The University of Manitoba Senate met on March 7.
Joanne Keselman, vice president academic and provost, chaired the meeting because President David Barnard was out of the country.
Keselman noted that for many of the student senators it was their last meeting and she thanked them for their contributions to senate over the academic year.
Keselman also acknowledged Peter Dueck, executive director for enrolment services, because it was his last meeting before moving onto a position at Royal Rhodes University in Victoria, B.C..
Keselman thanked Dueck for his 25 years of service to the U of M.
Arlene Young, arts senator, spoke in memory of Lorne Reznowski who worked in the English department at the U of M from 1966 until his retirement in 1993 and died peacefully on Nov. 9 2011.
Deborah Young, executive lead for indigenous achievement, gave a presentation to senate called “Pathways to Indigenous Achievement.”
She explained the aboriginal population in Winnipeg was young and growing, and enrolment at the U of M has been steadily increasing in recent years.
But Young also said there are historical, social, educational and financial barriers to indigenous achievement.
She said social barriers include a mistrust of education, family responsibility, distance from campus, and feelings of alienation and discrimination.
The trauma and shame of the residential school systems is a historical barrier to indigenous achievement, Young explained.
She stated her vision is to make Manitoba the national centre for indigenous education and research.
Young outlined four pathways to indigenous achievement: supporting students, building partnerships and supporting communities, promoting indigenous knowledge and research, and celebrating First Nations, Metis and Inuit success.

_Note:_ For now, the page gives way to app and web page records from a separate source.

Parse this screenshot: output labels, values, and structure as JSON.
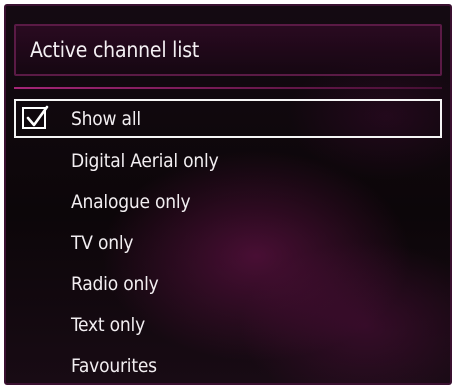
{
  "menu": {
    "title": "Active channel list",
    "items": [
      {
        "label": "Show all",
        "checked": true,
        "selected": true,
        "icon": "checkmark-icon"
      },
      {
        "label": "Digital Aerial only",
        "checked": false,
        "selected": false
      },
      {
        "label": "Analogue only",
        "checked": false,
        "selected": false
      },
      {
        "label": "TV only",
        "checked": false,
        "selected": false
      },
      {
        "label": "Radio only",
        "checked": false,
        "selected": false
      },
      {
        "label": "Text only",
        "checked": false,
        "selected": false
      },
      {
        "label": "Favourites",
        "checked": false,
        "selected": false
      }
    ]
  },
  "colors": {
    "accent": "#b4288c",
    "selection_border": "#f5f5f5",
    "text": "#f2eef1",
    "background": "#0c0609"
  }
}
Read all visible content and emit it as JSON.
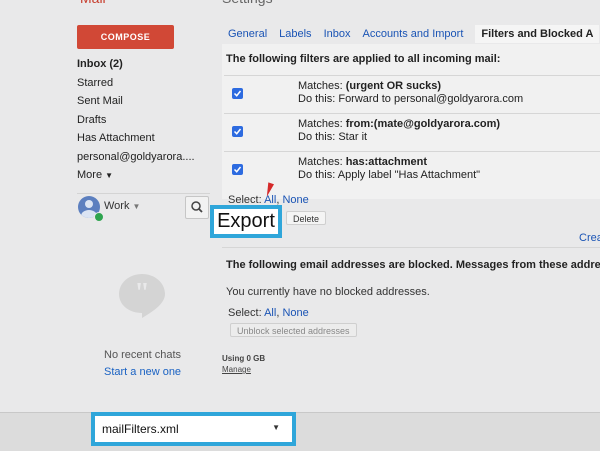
{
  "sidebar": {
    "compose_label": "COMPOSE",
    "items": [
      {
        "label": "Inbox (2)",
        "bold": true
      },
      {
        "label": "Starred"
      },
      {
        "label": "Sent Mail"
      },
      {
        "label": "Drafts"
      },
      {
        "label": "Has Attachment"
      },
      {
        "label": "personal@goldyarora...."
      },
      {
        "label": "More"
      }
    ],
    "chat_user": "Work",
    "no_chats": "No recent chats",
    "start_chat": "Start a new one"
  },
  "tabs": [
    {
      "label": "General"
    },
    {
      "label": "Labels"
    },
    {
      "label": "Inbox"
    },
    {
      "label": "Accounts and Import"
    },
    {
      "label": "Filters and Blocked A"
    }
  ],
  "filters": {
    "heading": "The following filters are applied to all incoming mail:",
    "rows": [
      {
        "matches_prefix": "Matches: ",
        "matches_value": "(urgent OR sucks)",
        "action": "Do this: Forward to personal@goldyarora.com"
      },
      {
        "matches_prefix": "Matches: ",
        "matches_value": "from:(mate@goldyarora.com)",
        "action": "Do this: Star it"
      },
      {
        "matches_prefix": "Matches: ",
        "matches_value": "has:attachment",
        "action": "Do this: Apply label \"Has Attachment\""
      }
    ],
    "select_label": "Select: ",
    "select_all": "All",
    "select_none": "None",
    "delete_label": "Delete",
    "create_label": "Crea"
  },
  "blocked": {
    "heading": "The following email addresses are blocked. Messages from these address",
    "empty_text": "You currently have no blocked addresses.",
    "select_label": "Select: ",
    "select_all": "All",
    "select_none": "None",
    "unblock_label": "Unblock selected addresses"
  },
  "storage": {
    "usage": "Using 0 GB",
    "manage": "Manage"
  },
  "callout": {
    "export_label": "Export"
  },
  "download": {
    "filename": "mailFilters.xml"
  },
  "colors": {
    "compose": "#d14836",
    "link": "#1a54b5",
    "highlight": "#2fa6da",
    "checkbox": "#2d6be0"
  }
}
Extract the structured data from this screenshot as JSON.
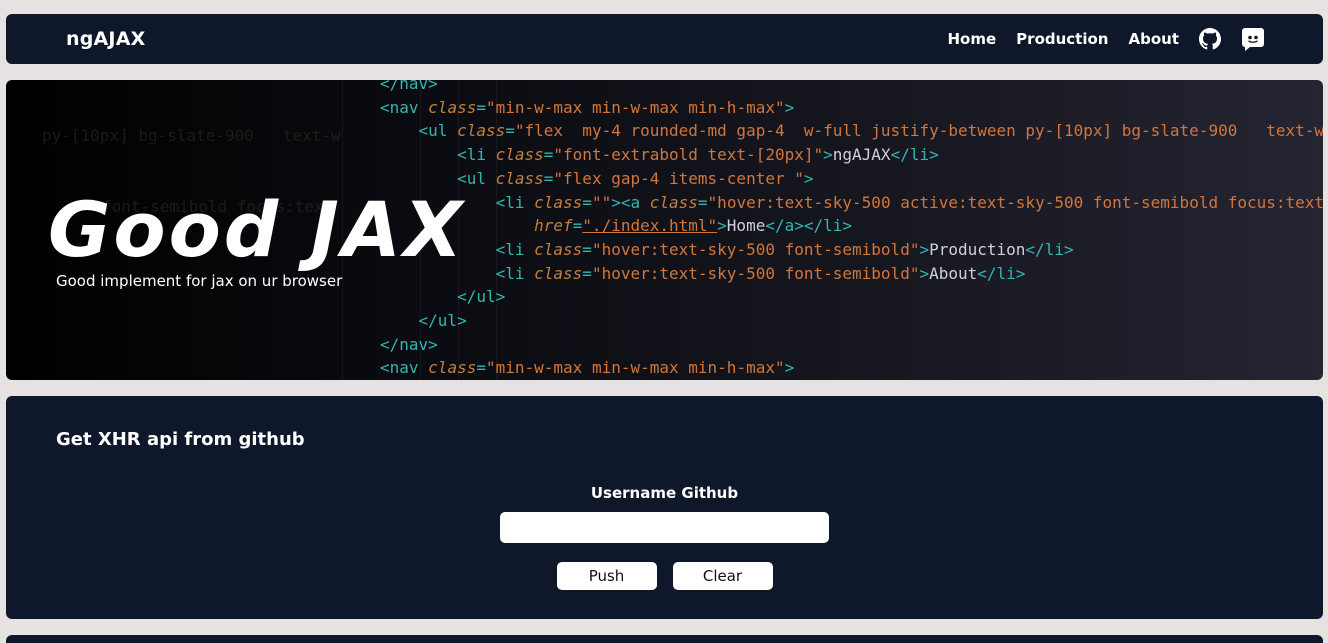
{
  "navbar": {
    "brand": "ngAJAX",
    "links": [
      "Home",
      "Production",
      "About"
    ],
    "icons": [
      "github-icon",
      "discord-icon"
    ]
  },
  "hero": {
    "title": "Good JAX",
    "subtitle": "Good implement for jax on ur browser"
  },
  "panel": {
    "title_prefix": "Get ",
    "title_bold": "XHR",
    "title_suffix": " api from github",
    "field_label": "Username Github",
    "field_value": "",
    "push_label": "Push",
    "clear_label": "Clear"
  },
  "colors": {
    "page_bg": "#e6e2e2",
    "panel_bg": "#0f172a",
    "text": "#ffffff"
  }
}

After the presentation the senate approved the report of the senate committee on appeals in reference to revised appeal policy and procedures.
There was no additional business.